“I feel bad for Peyton. That’s a lot of pressure for anyone, let alone a young guy,” Washington coach Chris Petersen said. “I wish they didn’t have that many timeouts. But Peyton’s a hard-working guy and he’s made a lot of field goals for us in his short career, and he will be back and he will be better.”
Washington (5-2, 3-1) took possession first in overtime but had to settle for Henry’s 22-yard kick after stalling inside the 10. The Huskies had a chance to force a long field goal as Oregon faced third-and-11 after a holding call. But Justin Herbert threw a strike to Dillon Mitchell for 17 yards and the Ducks had first-and-goal. Three plays later, Verdell sprinted into the end zone and soon after the field was a sea of green and yellow celebrating.

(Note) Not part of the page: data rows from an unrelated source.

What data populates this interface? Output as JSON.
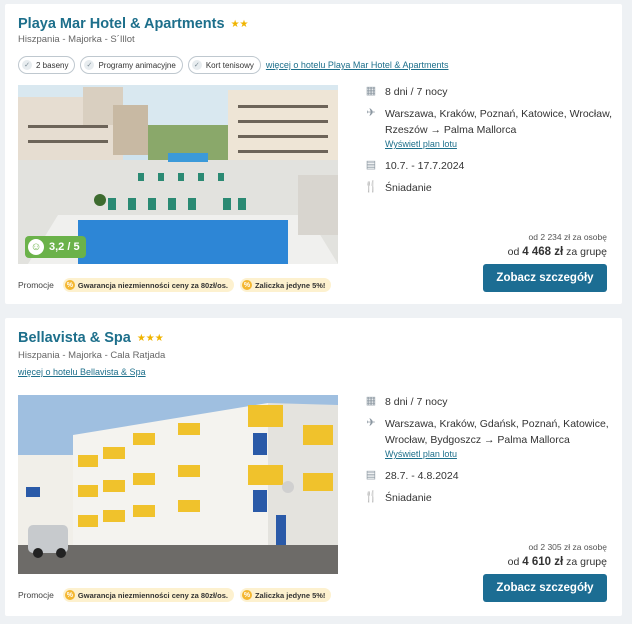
{
  "hotels": [
    {
      "name": "Playa Mar Hotel & Apartments",
      "stars": "★★",
      "location": "Hiszpania - Majorka - S´Illot",
      "tags": [
        "2 baseny",
        "Programy animacyjne",
        "Kort tenisowy"
      ],
      "more_link": "więcej o hotelu Playa Mar Hotel & Apartments",
      "rating": "3,2 / 5",
      "duration": "8 dni / 7 nocy",
      "flight": "Warszawa, Kraków, Poznań, Katowice, Wrocław, Rzeszów → Palma Mallorca",
      "flight_plan": "Wyświetl plan lotu",
      "dates": "10.7. - 17.7.2024",
      "board": "Śniadanie",
      "price_per_person": "od 2 234 zł za osobę",
      "price_prefix": "od",
      "price_group": "4 468 zł",
      "price_group_suffix": "za grupę",
      "cta": "Zobacz szczegóły",
      "promo_label": "Promocje",
      "promos": [
        "Gwarancja niezmienności ceny za 80zł/os.",
        "Zaliczka jedyne 5%!"
      ]
    },
    {
      "name": "Bellavista & Spa",
      "stars": "★★★",
      "location": "Hiszpania - Majorka - Cala Ratjada",
      "more_link": "więcej o hotelu Bellavista & Spa",
      "duration": "8 dni / 7 nocy",
      "flight": "Warszawa, Kraków, Gdańsk, Poznań, Katowice, Wrocław, Bydgoszcz → Palma Mallorca",
      "flight_plan": "Wyświetl plan lotu",
      "dates": "28.7. - 4.8.2024",
      "board": "Śniadanie",
      "price_per_person": "od 2 305 zł za osobę",
      "price_prefix": "od",
      "price_group": "4 610 zł",
      "price_group_suffix": "za grupę",
      "cta": "Zobacz szczegóły",
      "promo_label": "Promocje",
      "promos": [
        "Gwarancja niezmienności ceny za 80zł/os.",
        "Zaliczka jedyne 5%!"
      ]
    }
  ],
  "colors": {
    "accent": "#1c6d93",
    "link": "#1d6f8b",
    "rating": "#6bb24a",
    "star": "#f0b400"
  }
}
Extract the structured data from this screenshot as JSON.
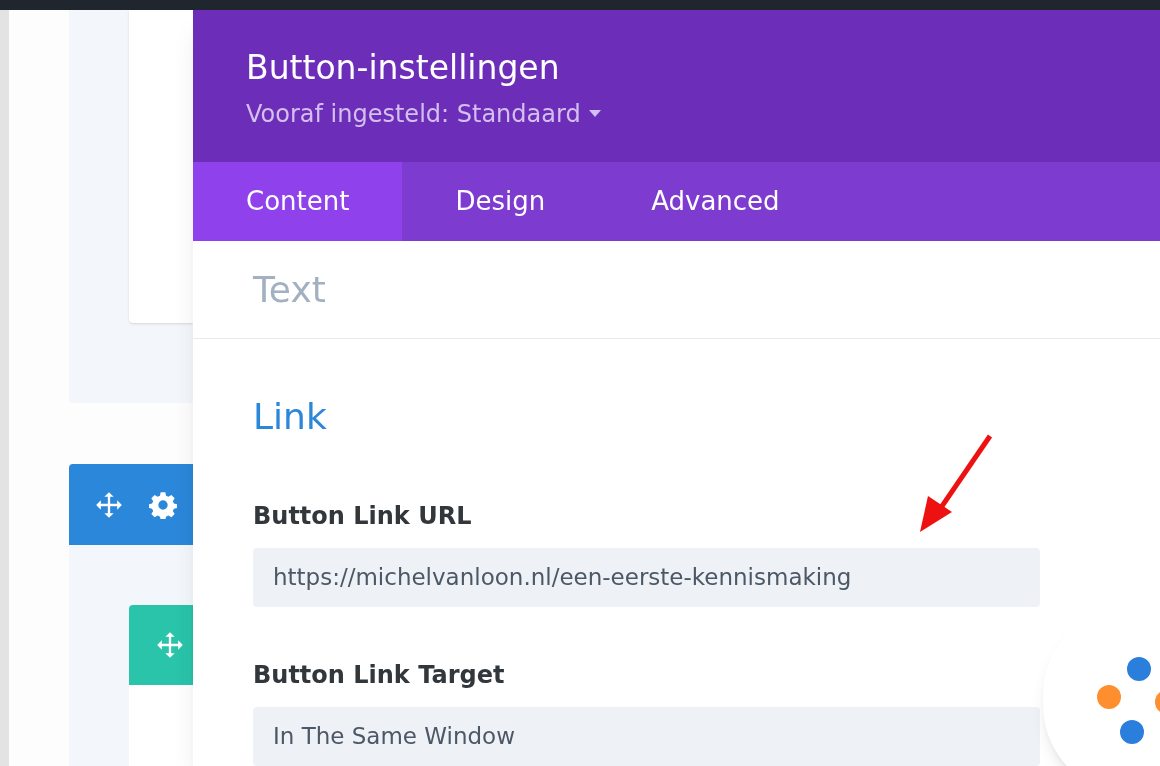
{
  "modal": {
    "title": "Button-instellingen",
    "preset": "Vooraf ingesteld: Standaard"
  },
  "tabs": [
    {
      "label": "Content",
      "selected": true
    },
    {
      "label": "Design",
      "selected": false
    },
    {
      "label": "Advanced",
      "selected": false
    }
  ],
  "sections": [
    {
      "title": "Text",
      "expanded": false
    },
    {
      "title": "Link",
      "expanded": true,
      "fields": [
        {
          "label": "Button Link URL",
          "value": "https://michelvanloon.nl/een-eerste-kennismaking"
        },
        {
          "label": "Button Link Target",
          "value": "In The Same Window"
        }
      ]
    }
  ]
}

Herbert didn’t have his best day, playing in front of a large gathering of NFL scouts and executives that included Denver Broncos GM John Elway. Herbert was 18 of 32 for 202 yards and two touchdowns of 12 yards to Mitchell and a key 9-yard strike to Jaylon Redd late in the first half that pulled the Ducks even at 17-all at halftime.
Washington quarterback Jake Browning threw for 243 yards and threw a 43-yard touchdown to Ty Jones in the third quarter. The Huskies played parts of the second half without their top two running backs after Myles Gaskin and Salvon Ahmed both left with injuries and played sparingly in the closing minutes.

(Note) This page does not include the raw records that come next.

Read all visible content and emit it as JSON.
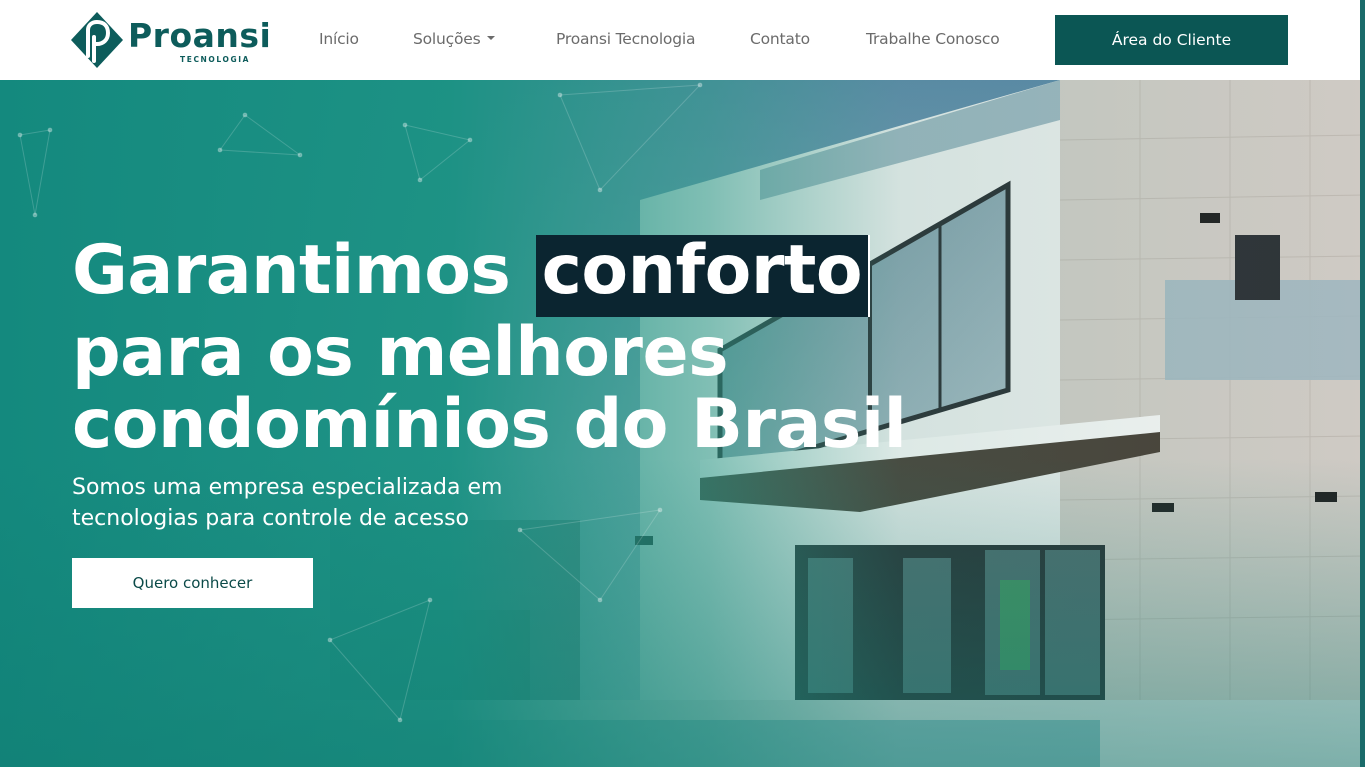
{
  "brand": {
    "name": "Proansi",
    "tagline": "TECNOLOGIA",
    "logo_icon": "proansi-p-diamond-icon",
    "color_primary": "#0b5654"
  },
  "nav": {
    "items": [
      {
        "label": "Início"
      },
      {
        "label": "Soluções",
        "dropdown": true
      },
      {
        "label": "Proansi Tecnologia"
      },
      {
        "label": "Contato"
      },
      {
        "label": "Trabalhe Conosco"
      }
    ],
    "client_button": "Área do Cliente"
  },
  "hero": {
    "title_part1": "Garantimos ",
    "title_highlight": "conforto",
    "title_line2": "para os melhores",
    "title_line3": "condomínios do Brasil",
    "subtitle_line1": "Somos uma empresa especializada em",
    "subtitle_line2": "tecnologias para controle de acesso",
    "cta_label": "Quero conhecer",
    "highlight_color": "#0b2530"
  }
}
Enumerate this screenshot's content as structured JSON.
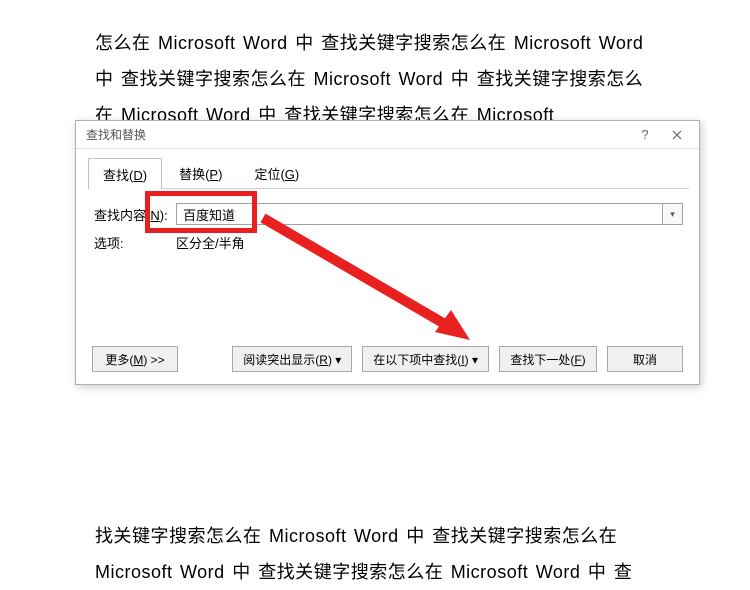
{
  "document": {
    "text_top": "怎么在  Microsoft Word  中  查找关键字搜索怎么在  Microsoft Word  中  查找关键字搜索怎么在  Microsoft Word  中  查找关键字搜索怎么在  Microsoft Word 中  查找关键字搜索怎么在  Microsoft",
    "text_bottom": "找关键字搜索怎么在  Microsoft Word  中  查找关键字搜索怎么在 Microsoft Word 中  查找关键字搜索怎么在  Microsoft Word  中  查"
  },
  "dialog": {
    "title": "查找和替换",
    "help_icon": "?",
    "tabs": {
      "find": "查找(D)",
      "replace": "替换(P)",
      "goto": "定位(G)"
    },
    "find_label": "查找内容(N):",
    "find_value": "百度知道",
    "options_label": "选项:",
    "options_value": "区分全/半角",
    "buttons": {
      "more": "更多(M) >>",
      "reading_highlight": "阅读突出显示(R)",
      "find_in": "在以下项中查找(I)",
      "find_next": "查找下一处(F)",
      "cancel": "取消"
    }
  }
}
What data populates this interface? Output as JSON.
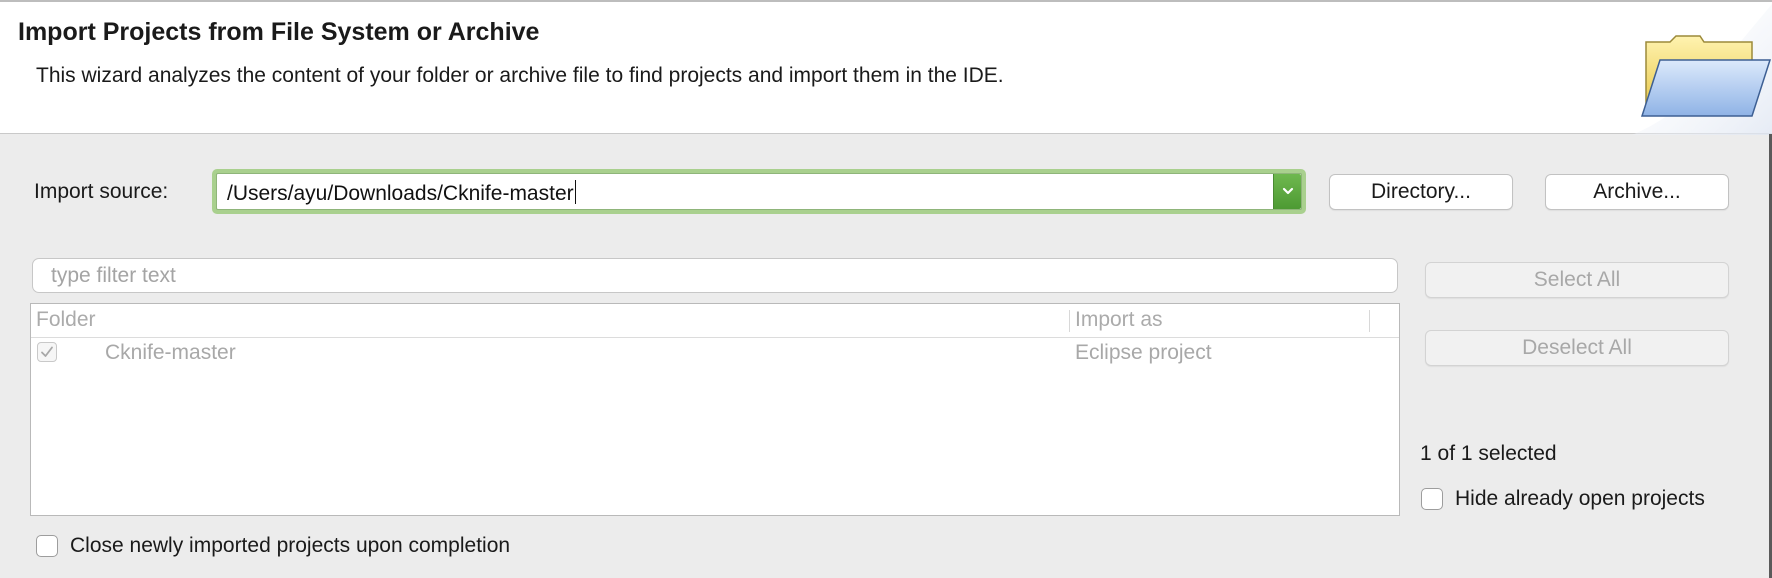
{
  "header": {
    "title": "Import Projects from File System or Archive",
    "description": "This wizard analyzes the content of your folder or archive file to find projects and import them in the IDE.",
    "icon": "folder-icon"
  },
  "source": {
    "label": "Import source:",
    "value": "/Users/ayu/Downloads/Cknife-master",
    "directory_label": "Directory...",
    "archive_label": "Archive..."
  },
  "filter": {
    "placeholder": "type filter text",
    "value": ""
  },
  "table": {
    "columns": [
      "Folder",
      "Import as"
    ],
    "rows": [
      {
        "checked": true,
        "folder": "Cknife-master",
        "import_as": "Eclipse project"
      }
    ]
  },
  "actions": {
    "select_all": "Select All",
    "deselect_all": "Deselect All"
  },
  "status": {
    "selected_text": "1 of 1 selected"
  },
  "options": {
    "hide_open_label": "Hide already open projects",
    "hide_open_checked": false,
    "close_after_label": "Close newly imported projects upon completion",
    "close_after_checked": false
  },
  "colors": {
    "focus_ring": "#a9d08e",
    "dropdown_accent": "#5aa63d",
    "disabled_text": "#a8a8a8"
  }
}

“I thought he played well. That kid’s a tough kid. He’s not going to back down ever,” Petersen said. “He threw some tough, pin-point balls in there and he stood up in the second half.”
Henry had missed three of his last four kicks entering Saturday, but hit from 41 yards earlier in the game. Oregon spent two timeouts trying to ice Henry for his final kick in regulation. He kicked both times after the timeouts were called, missing one and making one. But when it counted, Henry pulled his kick slightly and Oregon was given another chance in overtime.

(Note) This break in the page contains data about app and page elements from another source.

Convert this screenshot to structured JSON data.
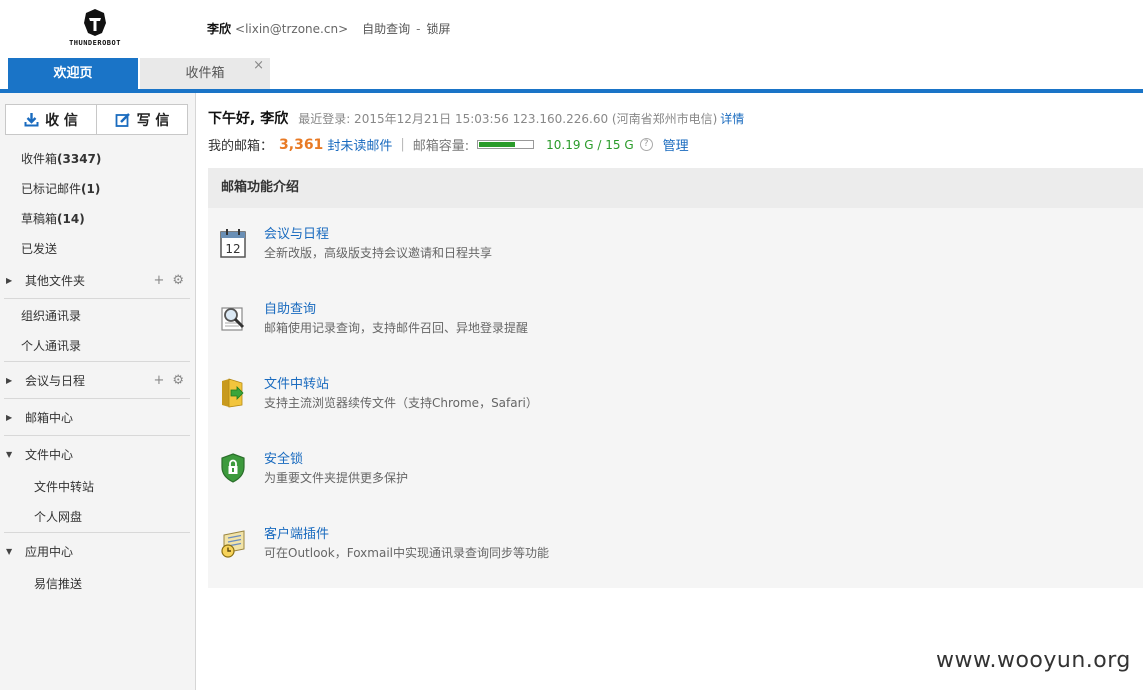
{
  "header": {
    "logo_text": "THUNDEROBOT",
    "user_name": "李欣",
    "user_email": "<lixin@trzone.cn>",
    "self_query_label": "自助查询",
    "separator": "-",
    "lock_label": "锁屏"
  },
  "tabs": [
    {
      "label": "欢迎页",
      "active": true
    },
    {
      "label": "收件箱",
      "close": "×"
    }
  ],
  "sidebar": {
    "receive_label": "收 信",
    "compose_label": "写 信",
    "folders": [
      {
        "label": "收件箱",
        "count": "(3347)"
      },
      {
        "label": "已标记邮件",
        "count": "(1)"
      },
      {
        "label": "草稿箱",
        "count": "(14)"
      },
      {
        "label": "已发送",
        "count": ""
      }
    ],
    "other_folders": "其他文件夹",
    "add_icon": "+",
    "gear_icon": "⚙",
    "contacts": [
      "组织通讯录",
      "个人通讯录"
    ],
    "meeting": "会议与日程",
    "mail_center": "邮箱中心",
    "file_center": "文件中心",
    "file_center_items": [
      "文件中转站",
      "个人网盘"
    ],
    "app_center": "应用中心",
    "app_center_items": [
      "易信推送"
    ]
  },
  "main": {
    "greeting": "下午好, 李欣",
    "last_login": "最近登录: 2015年12月21日 15:03:56 123.160.226.60 (河南省郑州市电信)",
    "detail_link": "详情",
    "mailbox_label": "我的邮箱：",
    "unread_count": "3,361",
    "unread_label": "封未读邮件",
    "divider": "|",
    "capacity_label": "邮箱容量:",
    "capacity_fraction": 0.68,
    "capacity_value": "10.19 G / 15 G",
    "help_glyph": "?",
    "manage_link": "管理",
    "panel_title": "邮箱功能介绍",
    "features": [
      {
        "title": "会议与日程",
        "desc": "全新改版，高级版支持会议邀请和日程共享",
        "icon": "calendar-icon"
      },
      {
        "title": "自助查询",
        "desc": "邮箱使用记录查询，支持邮件召回、异地登录提醒",
        "icon": "magnifier-icon"
      },
      {
        "title": "文件中转站",
        "desc": "支持主流浏览器续传文件（支持Chrome，Safari）",
        "icon": "folder-transfer-icon"
      },
      {
        "title": "安全锁",
        "desc": "为重要文件夹提供更多保护",
        "icon": "shield-lock-icon"
      },
      {
        "title": "客户端插件",
        "desc": "可在Outlook，Foxmail中实现通讯录查询同步等功能",
        "icon": "plugin-icon"
      }
    ],
    "calendar_day": "12"
  },
  "watermark": "www.wooyun.org"
}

“It worked out well for us. The game went into overtime and this time we finished the job,” Cristobal said.
UCLA 37, California 7 • In Berkeley, Calif., Joshua Kelley ran for 157 yards and three touchdowns to give coach Chip Kelly his first win at UCLA.
“It feels amazing,” Kelley said. “This is why you play football. This is why you grind during training camp, winter, spring and fall.”
The Bruins (1-5, 1-2 Pac-12) entered the day one of four winless teams in the FBS as part of their worst start since 1943. But UCLA dominated the trenches against the Golden Bears (3-3, 0-3) to give Kelly his first win as a college coach since leaving Oregon for the NFL following the 2012 season.
Kelley scored on a 5-yard run to cap a 59-yard drive set up by a fumble by Patrick Laird in the first quarter. Then, after Cal finally got on the board with Laird’s 1-yard run on the opening drive of the second half, Kelley and the Bruins answered with two straight scoring drives capped by Kelley’s 1-yard runs that made it 27-7.
He has been a bright spot in a down season for UCLA, becoming the first Bruins player with three straight 100-yard games since Jordon James in 2013.
Keisean Lucier-South put the capper on the rout with a 38-yard fumble return for a score after one of Cal’s five turnovers.
“We’re starting to figure it out,” safety Adarius Pickett said. “We’re starting to figure it out in all phases. ... It’s an amazing feeling. The team is excited.”
The Bears dropped their third straight conference game after starting the season 3-0 and getting into the AP rankings for the first time since 2015. The offense struggled for any consistency outside of the 75-yard drive to open the third quarter. Cal was stopped twice on fourth-and-short in the second half, dooming any hopes of a comeback.
Brandon McIlwain completed 22 of 40 passes for 168 yards but was held to minus-2 yards rushing, lost two fumbles and threw two interceptions.
“Total team loss,” coach Justin Wilcox said. “We didn’t anything well enough to win the game and we need everybody, we need everybody to perform better, the entire program.”